I agree with Lynda Nash’s advice. She wrote, “My advice would be to find the ‘true’ start to your story and take it from there.” This is very good advice. Hooking in your readers is paramount. You need to grab their emotions and leave them needing to know ‘then what’ at the end of each paragraph, especially in the begining of your story. Your “hook” is what keeps readers wanting more.
Give it some thought. Some shuffling may be in order. Like Lynda said…find the ‘true’ start and take it from there.
Samantha King says
Hey there Aimee! So I like where you’re going so far. Something that I would love to see is an actual conversation between Gwen and Holden, because I can’t tell the kind of people they are from this excerpt. I would love to read an actual interaction between the two. You’re telling me whats happening and thats great, now you need to show me something. Show me the chemistry between them and you’re golden.
Adam D. Oglesby says
Aimee. You appear to have some basic writing talent. By that I mean you can string together a coherent sentence. Believe me, that’s no small compliment; you have a distinct advantage over a lot of beginning writers in that regard.
Here is where you might really consider making a few changes. I had no idea I was reading a novel excerpt. Your writing style—somewhat straight forward, unadorned, unembellished—is more reminiscent of a business report.
If you’re old enough to remember the Joe Friday character in Dragnet, he’d mention during his interrogations, “The facts, mam, nothing but the facts.”
Well, trust me, as a writer—the last person you want to imitate is that Joe Friday guy.
Rather than giving your readers a sense of immediacy, you’re telling your story in more of a summary style.

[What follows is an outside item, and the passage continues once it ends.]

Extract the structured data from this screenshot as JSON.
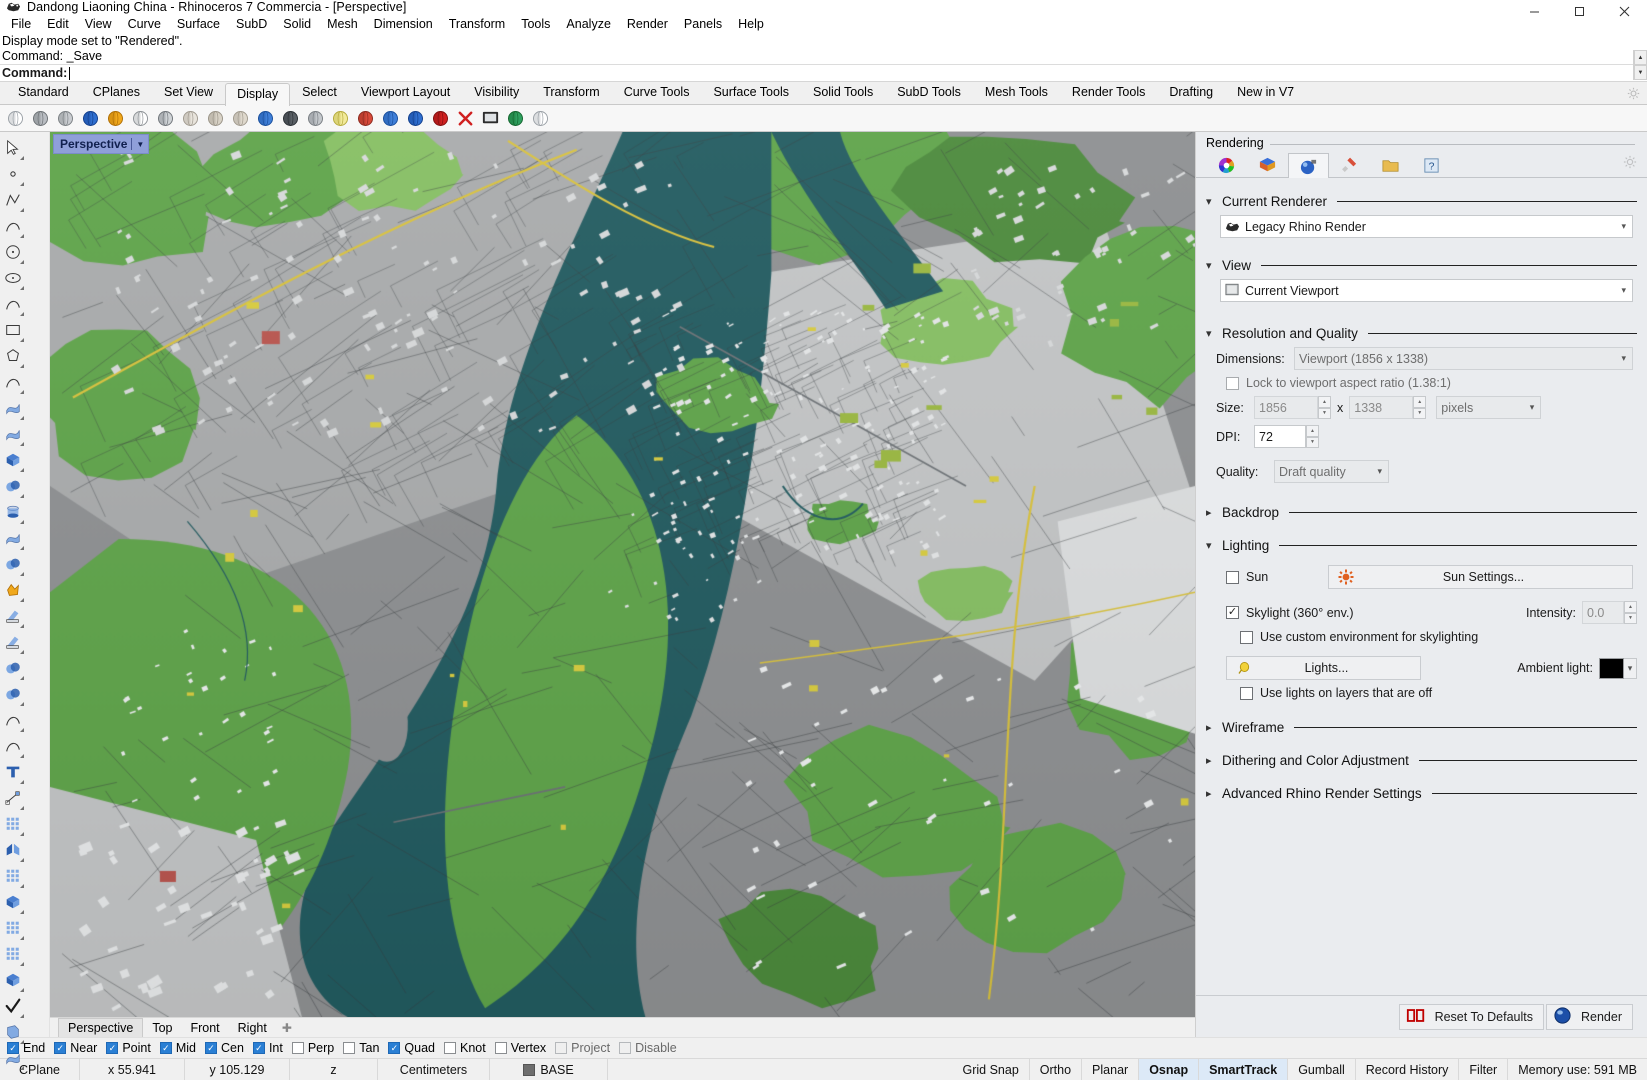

In writing in general– and fiction in particular– you have at your disposal an infinite arsenal of ornamentations, flourishes, grammatical and non-grammatical methods of getting a story told.
There are few enforceable rules in fiction so don’t write tight. Don’t be too cautious. Do your thing! Do Aimee!
Lastly, and perhaps most importantly, this: You want your writing to be visual.
In any scene you want a bunch of “seeing” going on. No, I don’t mean you should bog your reader down in excruciatingly intricate detail—but in each scene find a few elements that you can use to put a bold, vivid, compelling image in your reader’s head.
With out this level of “seeing”, you’ll leave your readers wondering what your characters look like, what their surroundings look like. Is it night or day? Does the man have shoulder length blonde hair or is it an afro?
One last thing (for real this time. Promise.) Speaking of surroundings—can any writer pick a less heart palpitating location than a library for their character introduction. I mean, reference books, file cabinets and the Dewey Decimal System–I’m really on the edge of my chair now.
It’s the kind of breathtakingly exciting place that requires something extreme by the characters to offset it.
Like, maybe the dude falls asleep at the table and she uses a red magic marker to connect the dots of his freckles.
No? Well, what about if the dude passes out and the girl—right there in this public library—has an over powering urge to climb atop the table, squat on his sleeping head and listen to the sound of his undisturbed snoring roaring beneath her skirt?
I’m just saying….
Good luck, Aimee. One day I expect to see your name in lights but until then I look forward to seeing your next draft.
The piece was well-written, though there are a few places, noted in earlier comments, where the writing could be tightened,
The infodump at the beginning is off-putting. I would have been pulled into the story more if the piece began with action or dialogue. Still, I was intrigued by Gwen and Holden and wanted to learn more about them. Good luck with your story, Aimee!
Glenn Haynes says
This excerpt reads like the out line of a story or novel. Using it as an out line, fill it in with sugar and spice, zigzag it some, add some color, and there you have it, a story.